| YOUR GOAL |
Could you copy each line of the listing that holds "total"?
======== INFORMATION
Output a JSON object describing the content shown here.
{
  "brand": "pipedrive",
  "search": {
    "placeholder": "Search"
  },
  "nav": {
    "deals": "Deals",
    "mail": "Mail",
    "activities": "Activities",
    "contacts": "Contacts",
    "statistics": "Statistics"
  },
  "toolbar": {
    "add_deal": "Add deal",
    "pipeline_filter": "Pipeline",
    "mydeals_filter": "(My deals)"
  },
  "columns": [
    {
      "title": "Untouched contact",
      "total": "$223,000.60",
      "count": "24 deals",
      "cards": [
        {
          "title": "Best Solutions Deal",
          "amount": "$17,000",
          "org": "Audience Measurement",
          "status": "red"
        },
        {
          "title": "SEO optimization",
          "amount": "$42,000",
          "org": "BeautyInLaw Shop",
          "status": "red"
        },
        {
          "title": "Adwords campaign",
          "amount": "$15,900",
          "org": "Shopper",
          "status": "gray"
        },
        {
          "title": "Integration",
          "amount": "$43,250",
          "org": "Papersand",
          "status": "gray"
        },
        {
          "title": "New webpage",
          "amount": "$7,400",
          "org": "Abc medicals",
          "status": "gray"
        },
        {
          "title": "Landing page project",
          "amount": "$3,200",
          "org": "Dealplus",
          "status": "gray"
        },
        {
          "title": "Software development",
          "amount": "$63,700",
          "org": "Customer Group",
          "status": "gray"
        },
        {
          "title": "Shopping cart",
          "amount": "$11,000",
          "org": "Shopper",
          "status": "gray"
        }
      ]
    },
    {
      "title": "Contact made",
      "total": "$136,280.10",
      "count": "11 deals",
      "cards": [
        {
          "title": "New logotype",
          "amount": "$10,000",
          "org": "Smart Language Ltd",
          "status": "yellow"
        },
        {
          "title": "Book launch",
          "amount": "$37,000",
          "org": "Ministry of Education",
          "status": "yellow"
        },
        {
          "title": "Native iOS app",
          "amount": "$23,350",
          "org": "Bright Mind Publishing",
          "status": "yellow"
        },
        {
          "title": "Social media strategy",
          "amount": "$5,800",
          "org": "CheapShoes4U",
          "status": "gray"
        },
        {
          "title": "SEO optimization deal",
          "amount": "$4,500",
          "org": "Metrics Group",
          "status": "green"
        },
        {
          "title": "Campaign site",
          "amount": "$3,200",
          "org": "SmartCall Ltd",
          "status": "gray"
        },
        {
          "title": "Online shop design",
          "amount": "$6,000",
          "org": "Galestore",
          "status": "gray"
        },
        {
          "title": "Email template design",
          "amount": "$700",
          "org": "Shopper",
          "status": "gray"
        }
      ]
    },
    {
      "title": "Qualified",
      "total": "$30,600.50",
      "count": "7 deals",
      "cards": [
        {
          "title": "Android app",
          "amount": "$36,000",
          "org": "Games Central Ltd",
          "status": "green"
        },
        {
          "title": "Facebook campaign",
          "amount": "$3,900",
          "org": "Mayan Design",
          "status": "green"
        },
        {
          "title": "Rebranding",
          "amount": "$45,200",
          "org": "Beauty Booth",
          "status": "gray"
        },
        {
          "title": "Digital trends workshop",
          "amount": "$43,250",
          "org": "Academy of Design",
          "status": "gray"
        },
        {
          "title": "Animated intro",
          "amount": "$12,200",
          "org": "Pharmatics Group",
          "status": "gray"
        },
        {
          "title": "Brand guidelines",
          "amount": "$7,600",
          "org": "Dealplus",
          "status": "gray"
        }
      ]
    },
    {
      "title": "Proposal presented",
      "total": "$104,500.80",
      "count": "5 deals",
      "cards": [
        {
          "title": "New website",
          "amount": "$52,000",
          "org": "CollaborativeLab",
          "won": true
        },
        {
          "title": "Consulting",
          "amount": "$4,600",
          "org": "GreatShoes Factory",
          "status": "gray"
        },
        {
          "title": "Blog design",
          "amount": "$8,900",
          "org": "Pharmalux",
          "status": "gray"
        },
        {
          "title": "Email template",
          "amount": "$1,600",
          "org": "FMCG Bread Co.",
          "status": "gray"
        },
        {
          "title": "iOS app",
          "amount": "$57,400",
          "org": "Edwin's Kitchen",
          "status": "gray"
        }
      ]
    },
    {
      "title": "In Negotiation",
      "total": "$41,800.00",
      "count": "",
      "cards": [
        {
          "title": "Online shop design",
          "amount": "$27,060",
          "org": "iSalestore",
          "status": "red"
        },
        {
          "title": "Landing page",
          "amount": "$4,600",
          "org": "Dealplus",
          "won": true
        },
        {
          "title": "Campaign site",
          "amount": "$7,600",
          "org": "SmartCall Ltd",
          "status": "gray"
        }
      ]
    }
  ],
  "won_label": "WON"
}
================
| ANSWER BOX |
      "total": "$223,000.60",
      "total": "$136,280.10",
      "total": "$30,600.50",
      "total": "$104,500.80",
      "total": "$41,800.00",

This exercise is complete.